Easy...  until I encountered the latches on the large hatch.   These penetrate the acrylic and appear to be staked in place on both sides!   A roll pin in a blind hole on top....

And a key in a keyway below.  The key is not secured by a set screw.   Seriously tough stuff but what approach is best for repair?    Hmmmmmm?

I can try to drill out the pin or drift out the key.    Is there a trick to this that I'm missing?

Problem solved!

Unfortunately the roll pin is in a blind hole, I cant drift it through. With that in mind I tightened the nut on the shaft to allow for some clearance, and used a small pin punch to try to drift the key southwards. To my surprise, the entire arm shifted - it was not threaded on as I thought, though it is a close fit, made even closer by 40 years of marriage. I then put a drop of oil on the threads and let it work its way down the threads and keyway and used that same nut to push the lever off. So, problem solved!
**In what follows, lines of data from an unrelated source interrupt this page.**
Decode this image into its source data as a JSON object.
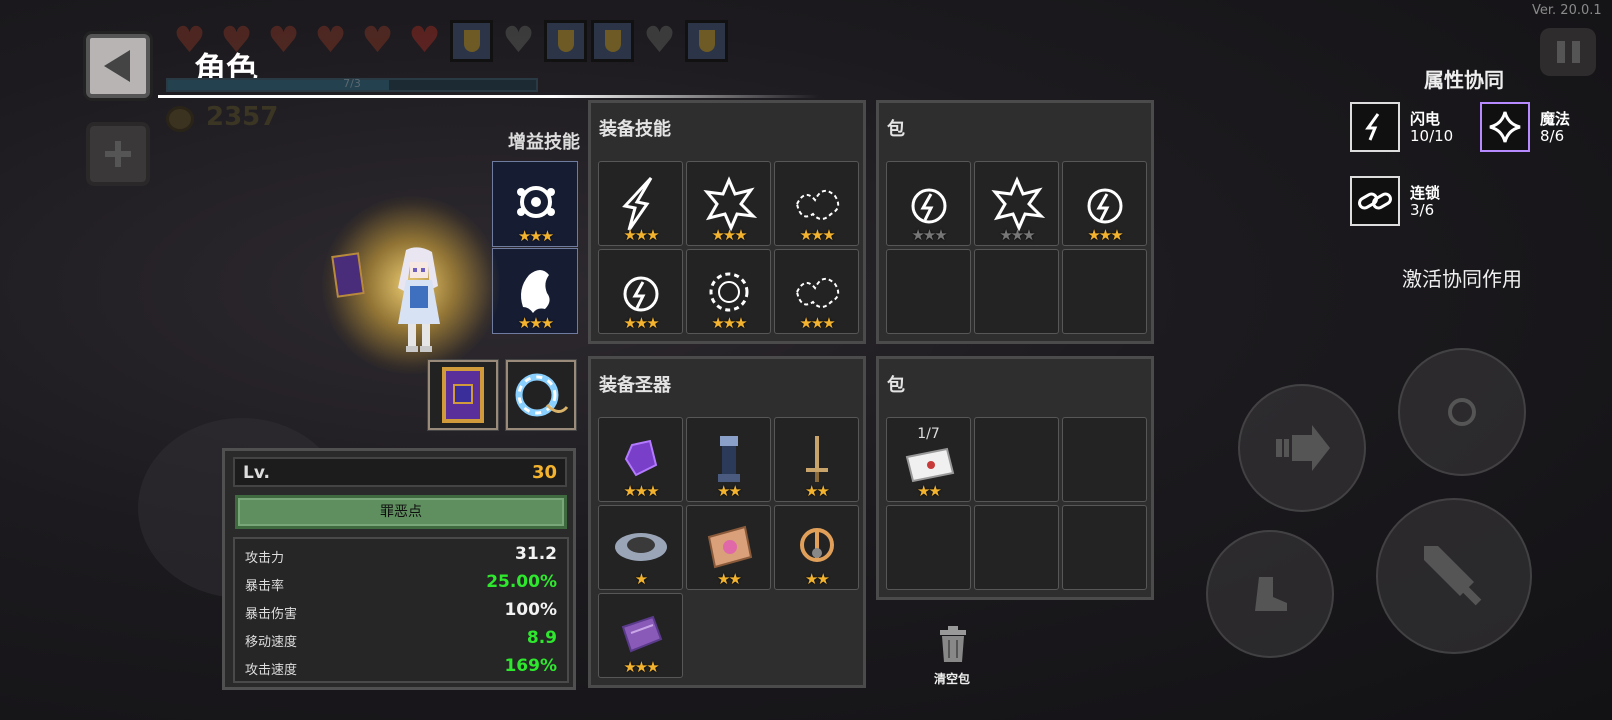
{
  "version": "Ver. 20.0.1",
  "header": {
    "title": "角色",
    "xp_text": "7/3",
    "coins": "2357",
    "hearts": [
      "full",
      "full",
      "full",
      "full",
      "full",
      "full",
      "shield",
      "grey",
      "shield",
      "shield",
      "grey",
      "shield"
    ]
  },
  "buff_skills": {
    "title": "增益技能",
    "slots": [
      {
        "icon": "mask-skill-icon",
        "stars": 3
      },
      {
        "icon": "ghost-skill-icon",
        "stars": 3
      }
    ]
  },
  "equipped_skills": {
    "title": "装备技能",
    "cells": [
      {
        "icon": "lightning-strike-icon",
        "stars": 3
      },
      {
        "icon": "explosion-icon",
        "stars": 3
      },
      {
        "icon": "chain-burst-icon",
        "stars": 3
      },
      {
        "icon": "lightning-orb-icon",
        "stars": 3
      },
      {
        "icon": "spiral-burst-icon",
        "stars": 3
      },
      {
        "icon": "chain-burst-icon",
        "stars": 3
      }
    ]
  },
  "bag_skills": {
    "title": "包",
    "cells": [
      {
        "icon": "lightning-orb-icon",
        "stars": 3,
        "lit": 1
      },
      {
        "icon": "explosion-icon",
        "stars": 3,
        "lit": 0
      },
      {
        "icon": "lightning-orb-icon",
        "stars": 3,
        "lit": 3
      }
    ]
  },
  "equipped_relics": {
    "title": "装备圣器",
    "cells": [
      {
        "icon": "purple-crystal-icon",
        "stars": 3
      },
      {
        "icon": "chess-rook-icon",
        "stars": 2
      },
      {
        "icon": "sword-icon",
        "stars": 2
      },
      {
        "icon": "cloud-stone-icon",
        "stars": 1
      },
      {
        "icon": "magic-scroll-icon",
        "stars": 2
      },
      {
        "icon": "peace-amulet-icon",
        "stars": 2
      },
      {
        "icon": "purple-book-icon",
        "stars": 3
      }
    ]
  },
  "bag_relics": {
    "title": "包",
    "cells": [
      {
        "icon": "envelope-icon",
        "stars": 2,
        "count": "1/7"
      }
    ]
  },
  "stats": {
    "lv_label": "Lv.",
    "lv_value": "30",
    "sin_button": "罪恶点",
    "rows": [
      {
        "name": "攻击力",
        "value": "31.2",
        "highlight": false
      },
      {
        "name": "暴击率",
        "value": "25.00%",
        "highlight": true
      },
      {
        "name": "暴击伤害",
        "value": "100%",
        "highlight": false
      },
      {
        "name": "移动速度",
        "value": "8.9",
        "highlight": true
      },
      {
        "name": "攻击速度",
        "value": "169%",
        "highlight": true
      }
    ]
  },
  "synergy": {
    "title": "属性协同",
    "items": [
      {
        "name": "闪电",
        "count": "10/10",
        "icon": "lightning-icon"
      },
      {
        "name": "魔法",
        "count": "8/6",
        "icon": "magic-star-icon"
      },
      {
        "name": "连锁",
        "count": "3/6",
        "icon": "chain-icon"
      }
    ],
    "activate_label": "激活协同作用"
  },
  "trash_label": "清空包",
  "colors": {
    "star": "#f3b32e",
    "green_stat": "#2ee82e",
    "level": "#f3b32e"
  }
}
They were snug and one was a bit galled but no damage. 

As found, the shaft height above the lever.

Partway there.

Key firmly in place.   
Shaft assembly details.

More cleverness!   The outside knob/wheel is stood off of the surface of the plexiglass by the stainless washer above but also the black plastic washer below, plus the top hat bushing.   The lot is installed while the silicone is wet, before it cures.  Note the counterbore in the lens.  

After that, the disassembly process was straightforward though some mechanical aptitude is required.

Not done just yet.
When I spoke to Tony the Anodizer he told me that the metal must be impeccably clean and also must only be aluminum - other metals would behave destructively during the anodizing process.   This meant that the silicone and butyl needed to be removed AND some press fit stainless sleeves needed to be drifted out.  The silicone was quite a bit of work, slicing, then scraping then wd40 and a coarse 3m pad, and the sleeves required some heat and appropriately sized pin punches.  These really are well-made hatches.

A few details

That circle is a bit of masking that was placed over the threaded hole to prevent silicone from entering.
This is one end of the main hatch support, the counterbore suggests a missing top-hat bushing.